Wine makers direct and coordinate all the activities of wine production in wineries. Wine makers contract with growers to provide grapes for processing or, if the winery is attached to a vineyard, they work closely with viticulturists who cultivate the grapes, to determine whether the grapes are ready for processing into wine.

After harvesting and delivery at the winery, the grapes are weighed and certain quality control analyses such as the sugar content and acid level are performed. The grapes are then crushed, processed and fermented into wine. Wine makers regularly monitor the development of the wines and perform further treatments such as maturation and clarification, to ensure that the wine develops properly and will not become spoiled. During the winemaking process wine makers use a variety of cellar machinery and equipment to perform the necessary tasks. They also use laboratory equipment such as hydrometers and pipettes to perform quality control analyses. They are also responsible for finishing the wine, which includes cooling, filtering and bottling.

Wine makers blend wines according to formulas, or their knowledge and experience in wine making. Although modern winemaking is based on scientifically founded technological processes, the sensory analysis or tasting of wine remains an essential tool in the selection of wines for specific blends.

Only regular tasting of a wide variety of wines develops this ability and provides the necessary experience to use such wines in the creation of blends, which will be acceptable to the consumer. This ability can be regarded as an art. Thus, wine making is both a science and an art.

Wine makers also introduce wines to potential consumers by regularly presenting wine tasting events locally and abroad. Consumers often like to meet with the wine-maker in person. The wine-maker often has to work irregular hours.

Satisfying Aspects
- working with wine
- meeting new people all the time
- tasting the results of your labour
- travel opportunities
- developing new and better wines

Demanding aspects
- when a new formula does not work or a batch of wine spoils
- the patience required for some wines to age
- working with uncooperative staff

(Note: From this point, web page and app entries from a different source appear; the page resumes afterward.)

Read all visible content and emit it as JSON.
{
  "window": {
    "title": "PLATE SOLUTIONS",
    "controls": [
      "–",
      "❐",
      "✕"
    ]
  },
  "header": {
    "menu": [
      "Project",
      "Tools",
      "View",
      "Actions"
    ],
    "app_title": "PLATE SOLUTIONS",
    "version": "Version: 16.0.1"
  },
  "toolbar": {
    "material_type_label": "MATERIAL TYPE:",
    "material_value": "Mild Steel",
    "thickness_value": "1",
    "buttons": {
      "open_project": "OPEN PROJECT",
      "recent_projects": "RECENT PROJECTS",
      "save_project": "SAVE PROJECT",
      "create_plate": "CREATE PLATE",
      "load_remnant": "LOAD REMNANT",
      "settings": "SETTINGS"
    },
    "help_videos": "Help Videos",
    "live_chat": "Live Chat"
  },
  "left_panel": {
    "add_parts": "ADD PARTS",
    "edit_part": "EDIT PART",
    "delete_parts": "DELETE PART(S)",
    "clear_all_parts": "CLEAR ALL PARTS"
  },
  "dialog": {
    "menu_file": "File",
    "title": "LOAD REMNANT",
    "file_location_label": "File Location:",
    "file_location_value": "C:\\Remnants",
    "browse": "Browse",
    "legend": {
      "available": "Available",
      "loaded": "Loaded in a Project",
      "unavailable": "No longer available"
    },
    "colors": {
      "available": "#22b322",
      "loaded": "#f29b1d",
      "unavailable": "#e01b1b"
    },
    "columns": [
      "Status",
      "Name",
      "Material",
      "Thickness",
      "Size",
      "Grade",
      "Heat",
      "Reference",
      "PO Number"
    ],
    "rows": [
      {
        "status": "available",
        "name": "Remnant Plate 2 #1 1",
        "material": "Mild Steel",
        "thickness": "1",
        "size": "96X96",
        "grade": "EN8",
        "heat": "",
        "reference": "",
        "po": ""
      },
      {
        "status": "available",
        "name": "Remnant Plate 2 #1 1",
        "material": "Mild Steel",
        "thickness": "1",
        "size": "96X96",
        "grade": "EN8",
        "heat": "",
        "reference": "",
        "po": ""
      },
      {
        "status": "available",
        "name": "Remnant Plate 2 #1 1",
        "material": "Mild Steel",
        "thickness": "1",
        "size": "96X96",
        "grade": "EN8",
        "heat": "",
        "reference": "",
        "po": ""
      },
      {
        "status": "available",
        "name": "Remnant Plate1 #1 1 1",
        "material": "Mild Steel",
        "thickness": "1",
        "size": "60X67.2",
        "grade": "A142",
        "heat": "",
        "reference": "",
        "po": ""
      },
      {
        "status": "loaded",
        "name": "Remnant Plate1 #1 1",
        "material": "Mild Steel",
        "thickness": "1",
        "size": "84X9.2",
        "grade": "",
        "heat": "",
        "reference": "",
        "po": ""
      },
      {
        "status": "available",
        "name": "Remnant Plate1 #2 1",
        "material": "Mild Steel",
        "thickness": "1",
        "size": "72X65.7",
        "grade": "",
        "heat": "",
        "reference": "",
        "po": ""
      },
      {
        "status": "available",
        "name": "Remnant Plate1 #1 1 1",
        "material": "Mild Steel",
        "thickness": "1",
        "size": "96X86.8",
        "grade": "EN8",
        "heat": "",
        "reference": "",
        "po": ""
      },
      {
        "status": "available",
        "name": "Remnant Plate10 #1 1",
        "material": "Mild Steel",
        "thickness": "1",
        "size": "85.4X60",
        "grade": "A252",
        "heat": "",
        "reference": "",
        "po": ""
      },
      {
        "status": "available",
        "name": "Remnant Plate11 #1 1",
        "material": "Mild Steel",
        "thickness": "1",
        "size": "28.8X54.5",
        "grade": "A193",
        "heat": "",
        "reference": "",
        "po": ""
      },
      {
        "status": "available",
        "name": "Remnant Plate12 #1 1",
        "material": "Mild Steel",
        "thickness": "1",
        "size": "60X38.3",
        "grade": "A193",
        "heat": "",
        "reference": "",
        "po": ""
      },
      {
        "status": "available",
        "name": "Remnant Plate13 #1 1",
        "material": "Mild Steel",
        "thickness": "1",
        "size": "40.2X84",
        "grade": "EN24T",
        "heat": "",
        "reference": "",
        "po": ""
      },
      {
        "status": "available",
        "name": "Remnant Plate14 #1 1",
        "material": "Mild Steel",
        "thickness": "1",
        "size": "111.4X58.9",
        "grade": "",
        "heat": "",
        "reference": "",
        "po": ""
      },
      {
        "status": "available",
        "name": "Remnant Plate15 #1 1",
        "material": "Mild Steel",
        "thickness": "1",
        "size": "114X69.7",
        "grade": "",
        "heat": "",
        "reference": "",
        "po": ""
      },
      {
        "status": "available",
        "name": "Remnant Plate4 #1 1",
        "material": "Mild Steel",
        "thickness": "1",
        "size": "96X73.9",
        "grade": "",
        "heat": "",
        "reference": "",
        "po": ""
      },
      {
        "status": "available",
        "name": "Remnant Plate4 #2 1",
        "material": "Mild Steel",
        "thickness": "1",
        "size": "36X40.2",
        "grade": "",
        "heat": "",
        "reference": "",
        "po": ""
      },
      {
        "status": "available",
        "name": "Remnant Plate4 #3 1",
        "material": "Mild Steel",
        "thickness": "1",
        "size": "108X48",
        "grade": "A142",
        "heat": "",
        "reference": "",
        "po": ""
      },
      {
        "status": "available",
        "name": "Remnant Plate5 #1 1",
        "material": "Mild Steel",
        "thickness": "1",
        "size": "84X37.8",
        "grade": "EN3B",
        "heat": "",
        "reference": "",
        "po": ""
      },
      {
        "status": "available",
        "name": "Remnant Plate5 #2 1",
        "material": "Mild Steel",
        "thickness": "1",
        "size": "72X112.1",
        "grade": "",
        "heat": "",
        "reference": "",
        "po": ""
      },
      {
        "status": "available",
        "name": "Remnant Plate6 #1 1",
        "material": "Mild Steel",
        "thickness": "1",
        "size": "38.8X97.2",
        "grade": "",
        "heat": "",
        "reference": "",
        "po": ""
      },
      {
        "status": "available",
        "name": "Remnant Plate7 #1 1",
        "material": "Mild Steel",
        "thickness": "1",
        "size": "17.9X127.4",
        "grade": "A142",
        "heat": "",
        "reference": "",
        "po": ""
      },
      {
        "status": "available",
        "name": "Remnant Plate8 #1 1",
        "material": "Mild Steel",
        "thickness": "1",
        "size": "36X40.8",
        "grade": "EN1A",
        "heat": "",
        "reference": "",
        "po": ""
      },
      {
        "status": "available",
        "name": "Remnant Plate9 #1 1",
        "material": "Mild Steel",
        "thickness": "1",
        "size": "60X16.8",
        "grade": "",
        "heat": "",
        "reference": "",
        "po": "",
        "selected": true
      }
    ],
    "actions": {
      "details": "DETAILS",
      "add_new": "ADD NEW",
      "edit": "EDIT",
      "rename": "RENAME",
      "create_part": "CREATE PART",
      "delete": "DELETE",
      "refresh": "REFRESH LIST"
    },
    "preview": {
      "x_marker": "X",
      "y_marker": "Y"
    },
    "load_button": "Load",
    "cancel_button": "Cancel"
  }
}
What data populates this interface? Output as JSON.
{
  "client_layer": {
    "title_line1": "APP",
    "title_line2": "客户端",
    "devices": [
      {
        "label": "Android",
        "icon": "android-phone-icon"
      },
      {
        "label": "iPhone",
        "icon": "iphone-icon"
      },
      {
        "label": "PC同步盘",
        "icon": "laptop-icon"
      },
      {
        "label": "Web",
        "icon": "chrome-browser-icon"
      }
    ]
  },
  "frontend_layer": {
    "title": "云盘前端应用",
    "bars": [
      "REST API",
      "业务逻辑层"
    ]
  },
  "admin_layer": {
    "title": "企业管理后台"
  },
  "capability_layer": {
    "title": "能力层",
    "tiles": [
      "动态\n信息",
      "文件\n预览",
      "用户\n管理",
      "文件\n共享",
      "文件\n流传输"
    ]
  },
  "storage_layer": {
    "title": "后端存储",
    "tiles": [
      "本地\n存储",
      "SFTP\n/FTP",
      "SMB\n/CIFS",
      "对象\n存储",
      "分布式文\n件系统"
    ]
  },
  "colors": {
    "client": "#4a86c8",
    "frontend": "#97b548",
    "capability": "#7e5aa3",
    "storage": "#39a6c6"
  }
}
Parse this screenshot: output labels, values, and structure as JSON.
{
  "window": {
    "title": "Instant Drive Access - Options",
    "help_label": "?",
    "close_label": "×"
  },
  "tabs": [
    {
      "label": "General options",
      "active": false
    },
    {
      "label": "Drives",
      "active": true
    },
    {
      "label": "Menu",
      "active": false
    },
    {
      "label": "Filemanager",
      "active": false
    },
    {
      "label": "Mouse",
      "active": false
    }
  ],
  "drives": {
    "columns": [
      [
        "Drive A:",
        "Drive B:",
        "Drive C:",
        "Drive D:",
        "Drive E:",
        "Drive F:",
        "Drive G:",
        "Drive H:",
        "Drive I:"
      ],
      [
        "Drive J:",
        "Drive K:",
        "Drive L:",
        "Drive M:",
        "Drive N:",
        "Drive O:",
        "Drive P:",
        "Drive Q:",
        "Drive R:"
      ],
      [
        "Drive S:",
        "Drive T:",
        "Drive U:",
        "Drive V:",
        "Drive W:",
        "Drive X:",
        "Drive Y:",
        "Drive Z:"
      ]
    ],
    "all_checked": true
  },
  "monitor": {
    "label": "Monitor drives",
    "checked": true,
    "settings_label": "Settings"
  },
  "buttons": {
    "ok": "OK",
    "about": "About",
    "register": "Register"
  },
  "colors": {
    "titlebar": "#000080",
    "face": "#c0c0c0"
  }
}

A wine-maker should:
- have an excellent sense of smell and taste;
- have a knowledge of Chemistry and Microbiology;
- be willing to work long hours;
- able to analyze and solve problems;
- able to make accurate observations;
- good communication and interpersonal skills.

School Subjects
National Senior Certificate meeting degree requirements for a degree course
National Senior Certificate for agricultural college    course

Each institution will have its own minimum entry requirements.

Compulsory Subjects: Mathematics, Physical Sciences
Recommended Subjects: Life Sciences

Degree: BSc Agriculture: Viticulture and Oenology - US - the recommended qualification for prospective viticulturists. All students are required to work on wine farms for at least one season.

Agricultural Colleges: Diploma in Viticulture

The Agricultural College at Elsenburg in Stellenbosch offers a diploma course in Viticulture and Oenology. All training is done in a well-equipped, modern wine-cellar at the college.

- Estate wineries
- Co-operative wineries
- Wholesale wineries
- Department of Agriculture
- Self-employment, as an independent wine making consultant or start own winery

Wines of South Africa
P O Box 987
Stellenbosch, 7599
Tel: (021) 883-3860
Fax: (021) 883-3861

Department of Viticulture and Oenology
University of Stellenbosch
Private Bag X1
Matieland, 7602